Escape Debugging Hell with Test-Driven Development

Escape Debugging Hell with Test-Driven Development

Did you ever have days when you couldn't write a single line of code?

The task seems to be unbearable, so complex, and you probably need to refactor "this shitty thing you wrote last month". All your jump-on attempts end with Git Rollback on the file, and the same blank screen in the commit log as well as in your head.

How about turning it upside down - test it before you even start writing a thing? Yes, I know, TDD is overhyped and freaking complex, especially when it comes to trying to squeeze all the code you write into some sort of test (is this button becomes red if I add red color to it?).

Also, you might heard about TDD like it is something from high-end engineers who never write a function without covering it with zillion edge cases and a library of comprehensive mock factories.

But it's not only "coverage" moreover, TDD as a method for coding doesn't have anything in common with coverage metrics and SonarQube alerts.
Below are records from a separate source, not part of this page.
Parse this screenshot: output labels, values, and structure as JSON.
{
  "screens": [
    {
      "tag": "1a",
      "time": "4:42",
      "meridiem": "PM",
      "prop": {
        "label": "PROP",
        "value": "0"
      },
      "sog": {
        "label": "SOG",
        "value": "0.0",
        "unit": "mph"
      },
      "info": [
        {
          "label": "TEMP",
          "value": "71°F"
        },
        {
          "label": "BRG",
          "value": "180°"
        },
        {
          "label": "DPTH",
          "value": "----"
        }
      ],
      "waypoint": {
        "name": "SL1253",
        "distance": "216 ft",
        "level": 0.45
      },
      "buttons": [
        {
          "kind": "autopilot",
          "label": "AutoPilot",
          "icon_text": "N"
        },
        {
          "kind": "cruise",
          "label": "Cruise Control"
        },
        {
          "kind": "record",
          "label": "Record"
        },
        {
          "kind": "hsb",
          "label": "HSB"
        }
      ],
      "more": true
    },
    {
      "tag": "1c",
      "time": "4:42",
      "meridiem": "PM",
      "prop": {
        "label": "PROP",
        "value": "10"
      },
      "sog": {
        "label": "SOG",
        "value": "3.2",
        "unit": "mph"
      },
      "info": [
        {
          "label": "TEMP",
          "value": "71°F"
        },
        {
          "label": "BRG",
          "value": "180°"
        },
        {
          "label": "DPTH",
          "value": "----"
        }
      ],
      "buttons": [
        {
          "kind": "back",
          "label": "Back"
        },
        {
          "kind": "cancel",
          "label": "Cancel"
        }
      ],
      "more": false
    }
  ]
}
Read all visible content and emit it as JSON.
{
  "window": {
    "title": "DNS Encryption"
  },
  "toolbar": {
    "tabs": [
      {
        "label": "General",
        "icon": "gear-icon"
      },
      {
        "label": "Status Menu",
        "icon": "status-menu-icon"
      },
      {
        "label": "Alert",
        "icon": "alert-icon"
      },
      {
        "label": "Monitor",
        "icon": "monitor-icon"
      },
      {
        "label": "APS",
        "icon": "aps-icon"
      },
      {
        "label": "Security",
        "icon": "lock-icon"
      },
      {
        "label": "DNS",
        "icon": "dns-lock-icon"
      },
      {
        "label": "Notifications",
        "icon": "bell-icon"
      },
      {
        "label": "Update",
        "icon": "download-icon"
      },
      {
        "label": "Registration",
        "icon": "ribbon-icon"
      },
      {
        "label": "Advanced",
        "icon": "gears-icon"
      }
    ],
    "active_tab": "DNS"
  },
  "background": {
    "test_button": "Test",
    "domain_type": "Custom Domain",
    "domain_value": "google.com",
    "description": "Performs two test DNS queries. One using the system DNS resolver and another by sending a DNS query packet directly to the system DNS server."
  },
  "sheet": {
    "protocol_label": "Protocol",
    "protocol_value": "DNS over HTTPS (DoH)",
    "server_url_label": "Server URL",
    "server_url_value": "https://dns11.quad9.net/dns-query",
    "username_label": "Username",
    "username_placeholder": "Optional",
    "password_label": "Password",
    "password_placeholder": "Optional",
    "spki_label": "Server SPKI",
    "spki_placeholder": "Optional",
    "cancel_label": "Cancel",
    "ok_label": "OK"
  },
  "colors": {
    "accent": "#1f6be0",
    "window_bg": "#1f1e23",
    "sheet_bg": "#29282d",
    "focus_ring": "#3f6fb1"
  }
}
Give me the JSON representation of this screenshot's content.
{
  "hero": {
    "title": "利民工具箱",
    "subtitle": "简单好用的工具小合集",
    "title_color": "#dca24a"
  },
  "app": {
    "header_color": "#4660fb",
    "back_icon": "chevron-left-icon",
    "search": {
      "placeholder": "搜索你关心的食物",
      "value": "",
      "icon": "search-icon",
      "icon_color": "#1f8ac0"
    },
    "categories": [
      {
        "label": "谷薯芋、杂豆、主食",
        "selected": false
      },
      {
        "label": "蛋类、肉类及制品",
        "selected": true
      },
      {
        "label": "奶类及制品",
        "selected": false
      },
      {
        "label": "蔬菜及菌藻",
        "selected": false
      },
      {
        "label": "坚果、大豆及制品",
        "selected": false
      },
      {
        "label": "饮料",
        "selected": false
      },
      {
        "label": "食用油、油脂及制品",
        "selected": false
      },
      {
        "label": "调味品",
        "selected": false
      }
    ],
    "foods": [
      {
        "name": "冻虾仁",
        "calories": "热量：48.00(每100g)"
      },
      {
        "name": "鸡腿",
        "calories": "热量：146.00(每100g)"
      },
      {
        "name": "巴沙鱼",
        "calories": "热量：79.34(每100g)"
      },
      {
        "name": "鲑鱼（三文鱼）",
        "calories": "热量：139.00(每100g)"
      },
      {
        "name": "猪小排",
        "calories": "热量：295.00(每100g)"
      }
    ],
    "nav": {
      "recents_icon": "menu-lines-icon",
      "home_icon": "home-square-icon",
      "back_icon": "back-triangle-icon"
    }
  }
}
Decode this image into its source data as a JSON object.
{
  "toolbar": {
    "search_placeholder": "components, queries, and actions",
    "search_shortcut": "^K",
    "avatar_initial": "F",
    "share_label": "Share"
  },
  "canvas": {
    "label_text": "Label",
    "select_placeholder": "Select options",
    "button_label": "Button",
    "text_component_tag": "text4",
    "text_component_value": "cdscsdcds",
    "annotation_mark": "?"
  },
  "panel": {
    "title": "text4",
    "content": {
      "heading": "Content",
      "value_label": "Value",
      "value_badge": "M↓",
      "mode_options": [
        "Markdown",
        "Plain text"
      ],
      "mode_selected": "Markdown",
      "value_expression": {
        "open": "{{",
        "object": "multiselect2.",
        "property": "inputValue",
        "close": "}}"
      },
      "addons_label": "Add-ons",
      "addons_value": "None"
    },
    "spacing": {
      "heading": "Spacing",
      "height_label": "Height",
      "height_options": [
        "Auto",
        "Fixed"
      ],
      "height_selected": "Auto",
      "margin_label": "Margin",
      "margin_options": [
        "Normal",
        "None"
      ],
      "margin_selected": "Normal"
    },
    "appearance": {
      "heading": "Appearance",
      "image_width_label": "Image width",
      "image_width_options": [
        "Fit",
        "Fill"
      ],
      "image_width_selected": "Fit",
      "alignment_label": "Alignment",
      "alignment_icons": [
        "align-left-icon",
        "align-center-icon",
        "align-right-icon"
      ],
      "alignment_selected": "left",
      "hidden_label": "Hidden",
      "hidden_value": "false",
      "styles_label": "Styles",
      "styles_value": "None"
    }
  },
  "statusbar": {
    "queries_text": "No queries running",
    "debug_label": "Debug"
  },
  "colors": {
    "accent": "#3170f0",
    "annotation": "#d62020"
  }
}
It's about the way of thinking.

It’s an overwhelming overhead for simple pieces of code, but lifesaving is necessary for others.

Consider a task - you have a tree to walk through, and you need to apply something to its leaves. Sounds not straightforward, eh? Smells like recursion or like something scary from interviews like dynamic programming.

How do you approach it?

Will you jot some if-else and run the debugger on real data back and forth, waiting for the bundler to build and hoping that other cases will work out the same?

Wrong.

You've spent all day debugging and ended up with another "re-open" because the QA guys tried something different.

But how about this:

  1. Disconnect the function from the entire code completely, just a pure function with “in” and “out”.

  2. Write a test, just a happy and simple case

  3. Make it pass, not a big deal for the happy case, right?

  4. Write one more test, a different happy, or maybe the most common unhappy one

  5. Add "if" to the function to handle it

  6. Repeat

You can use test cases passed by your kind QA fella as a source for case ideas and, keep running "all tests" to catch the regression.

Do you have a 300-liner with if-else hell? Who cares? You have a working piece of software that passes all the tests!

Refactoring? Not a big deal since you have all cases covered and any tweak in the function will be tested and warned if something is off.

You are happily shipping the already tested task to your peer QA who's happy to close it ASAP.

Your manager is impressed by your quality rate, and your peers by the complexity of a task you could handle.

Your tech lead is happy with the coverage that grows even if there are no "explicit coverage tasks" assigned.